Moving over to audio, Lenovo has included a pair of JBL-certified speakers that provide a sound of reasonable quality in most cases, but that is just about it. Finally, as per usual with ultrabooks, battery life must be mentioned. At 8 hours and 11 minutes of movie playback, the Ideapad 710S Plus scored an overall average result compared to its competitors. While this is not bad, it is not groundbreaking, either; but at this price, you are getting what you paid for. So, the takeaway from this is that the 710S Plus impresses users with its design and premium feel, and is definitely powerful enough to handle most everyday computing. But if you intend to game a little, you might struggle to see why the integrated HD graphics will hold you back.
Hands-on article by Jagadisa Rajarathnam
Intel HD Graphics 620: Integrated GPU (GT2) found on some Kaby-Lake CPU models (15 W ULV series).
Modern games should be playable with these graphics cards at low settings and resolutions. Casual gamers may be happy with these cards.
7200U: Kaby-Lake based SoC with two CPU cores clocked at 2.5 to 3.1 GHz, HyperThreading and manufactured with an improved 14nm process.» Further information can be found in our Comparison of Mobile Processsors.
Above all, this display size is used for subnotebooks, ultrabooks and convertibles. For all three types, this size is quite large. The biggest variety of subnotebooks is represented with this size.

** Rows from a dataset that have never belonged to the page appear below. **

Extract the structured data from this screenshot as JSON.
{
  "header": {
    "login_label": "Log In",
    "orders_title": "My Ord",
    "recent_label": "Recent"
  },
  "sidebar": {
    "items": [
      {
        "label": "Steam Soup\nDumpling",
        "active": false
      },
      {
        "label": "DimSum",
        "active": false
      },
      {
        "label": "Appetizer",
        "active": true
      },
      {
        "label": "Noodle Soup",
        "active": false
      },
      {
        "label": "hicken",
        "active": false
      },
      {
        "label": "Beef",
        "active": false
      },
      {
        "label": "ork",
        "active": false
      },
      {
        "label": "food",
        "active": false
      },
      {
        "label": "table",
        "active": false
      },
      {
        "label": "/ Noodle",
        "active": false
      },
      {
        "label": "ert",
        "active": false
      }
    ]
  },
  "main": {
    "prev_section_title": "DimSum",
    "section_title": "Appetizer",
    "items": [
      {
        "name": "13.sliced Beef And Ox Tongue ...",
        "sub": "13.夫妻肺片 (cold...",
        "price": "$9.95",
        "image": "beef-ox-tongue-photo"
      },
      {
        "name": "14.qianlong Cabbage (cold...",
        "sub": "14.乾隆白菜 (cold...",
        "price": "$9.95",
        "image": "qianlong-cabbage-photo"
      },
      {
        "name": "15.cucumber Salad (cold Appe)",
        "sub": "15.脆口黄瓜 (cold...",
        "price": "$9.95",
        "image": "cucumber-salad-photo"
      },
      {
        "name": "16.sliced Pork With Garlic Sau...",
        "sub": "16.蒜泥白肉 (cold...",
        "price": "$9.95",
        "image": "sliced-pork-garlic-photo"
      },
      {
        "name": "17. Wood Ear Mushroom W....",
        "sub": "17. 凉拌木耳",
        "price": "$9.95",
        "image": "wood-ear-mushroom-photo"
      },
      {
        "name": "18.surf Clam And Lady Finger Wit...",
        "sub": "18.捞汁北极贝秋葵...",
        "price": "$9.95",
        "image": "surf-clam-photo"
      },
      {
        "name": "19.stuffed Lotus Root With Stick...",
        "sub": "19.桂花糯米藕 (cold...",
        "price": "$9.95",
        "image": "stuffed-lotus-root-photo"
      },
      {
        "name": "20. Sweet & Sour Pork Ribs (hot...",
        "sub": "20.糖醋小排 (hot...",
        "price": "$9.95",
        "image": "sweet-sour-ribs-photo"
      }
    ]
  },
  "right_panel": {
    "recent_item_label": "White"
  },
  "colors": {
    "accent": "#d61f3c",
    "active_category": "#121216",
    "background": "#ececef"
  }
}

Large display-sizes allow higher resolutions. So, details like letters are bigger. On the other hand, the power consumption is lower with small screen diagonals and the devices are smaller, more lightweight and cheaper.» To find out how fine a display is, see our DPI List.
This weight is typical for big tablets, small subnotebooks, ultrabooks and convertibles with a 10-11 inch display-diagonal.
Lenovo: Lenovo ( "Le" as in the English word legend and "novo" (Latin) for new) was founded in 1984 as a Chinese computer trading company. From 2004, the company has been the largest laptop manufacturer in China and got the fourth largest manufacturer worldwide after the acquisition of IBM's PC division in 2005. In addition to desktops and notebooks, the company also produces monitors, projectors, servers, etc.
In 2011, Lenovo acquired the majority of Medion AG, a European computer hardware manufacturer. In 2014, Lenovo took over Motorola Mobility, which gave them a boost in the smartphone market.
From 2014 to 2016 Lenovo's market share in the global notebook market was 20-21%, ranking second behind HP. However, the distance decreased gradually. In the smartphone market, Lenovo did not belong to the Top 5 global manufacturers in 2016.
80%: This rating is not convincing. The laptop is evaluated below average, this is not really a recommendation for purchase.
» Further information can be found in our Notebook Purchase Guide.